They may have only become friends in recent years, but combined, Ann Breaks and Florence Wall share more than a century of White Rock’s history.
“We’re all pioneers here,” Breaks said last week, while enjoying an afternoon cappucino with Wall at Whitecliff Retirement Residence.
The afternoon was highlighted by a festive visit from Santa, but just down the hall from that action is where the stories get told.
Back in 1951 – six years before White Rock seceded from the then-municipality of Surrey and became a city on its own – Breaks’ husband, Bill, donated the equipment that was used to clear the land on the south side of North Bluff Road to make way for the seaside city’s hospital.
Wall’s late husband Art was mayor of White Rock from 1972-73, and an alderman from 1965-71.

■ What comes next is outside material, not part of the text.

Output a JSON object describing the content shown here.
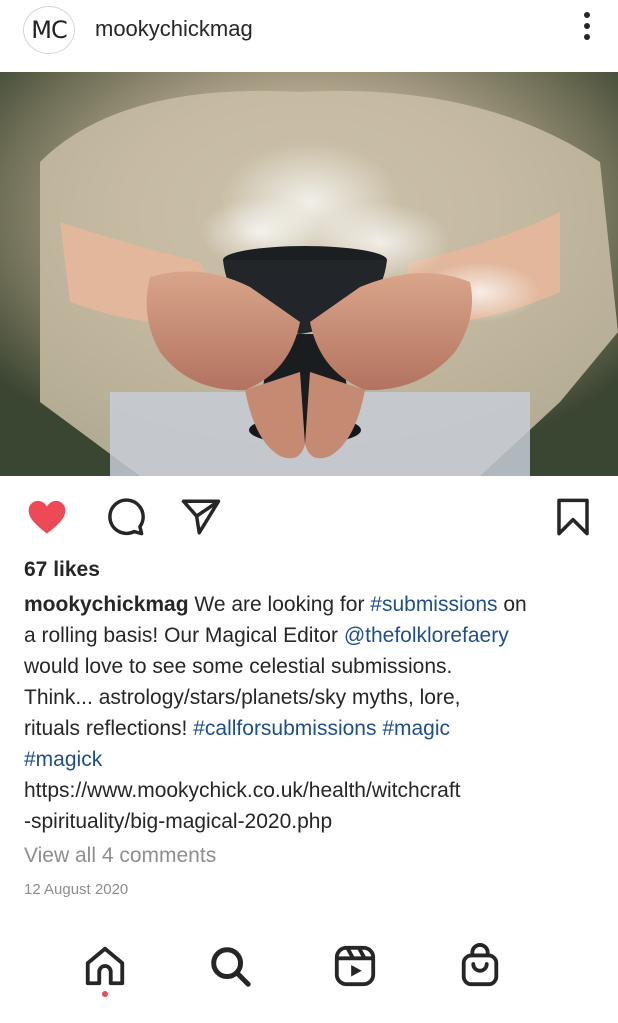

Before that “we built the first self-serve, modern grocery store in White Rock,” Wall said, recalling long days at Wall’s Fine Foods, and laughing at how, in the beginning, “I didn’t know a pork chop from a sausage.”
“The store is still there… just off the corner in Five Corners. It’s a café now,” she said.
Reminiscing about the people and events that have shaped the Semiahmoo Peninsula is a regular pastime of the friends – who clearly also share a similar sense of humour.
“Her and I get together and talk about things… We’re talking about oldtimers and can’t remember names,” Wall laughed. “Our conversations are so free and easy because we know the same things.”
But the odd surname seems to be among few things that Breaks and Wall, now aged 94 and 90, respectively, don’t remember.
Breaks still clearly recalls falling for her husband when she was just 16 years old; the gas station/corner store his family owned at 40 Avenue and 176 Street in South Surrey; and the days of paying for groceries just once a month, when “credit” was all about trust.
“It was interesting times. Things were tough – people couldn’t afford gas,” she said, acknowledging it could be argued with regard to fuel, at least, that the same situation exists today.
Wall remembers moving to the city in 1954, when “there was nothing here, nothing on the hilltop.”
“Five Corners, there was nothing there except a couple of stores,” she said.
Today, the city is encroaching well into the airspace, with highrises that have dramatically changed the landscape – and, Wall and Breaks agree, the feel of the city.
“You don’t know anybody downtown anymore,” Wall said. “We don’t have any stores left in White Rock anymore, all we have is highrises.”
“They say it’s lonely, condos,” Breaks added.
The friends’ prominence in White Rock’s history was a driving factor in efforts by Whitecliff staffer Wendy Breaks – Ann Breaks’ daughter-in-law – to organize a festive Christmas event for all of the seniors who call the residence home.
“I just want to see them have a nice Christmas,” Wendy Breaks said of last Wednesday’s event. “I really want it to be something special for the residents.
“Some of them were just young brides when they came to White Rock.”
She said her own family’s history includes a strong connection to the Five Corners district. Up until 1998, much of the area was owned by the Breaks family, and she’d like to see it renamed Breaks Corner.
Her in-laws were “quite instrumental in a lot of things that happened in White Rock,” Wendy Breaks explained.
“If I was a little bit more in-the-know back then, I would have insisted.”
These days, Wall and Breaks are content with what they have – loving families and a place in the narrative of White Rock.
“We saw it when it was at its best,” said Wall.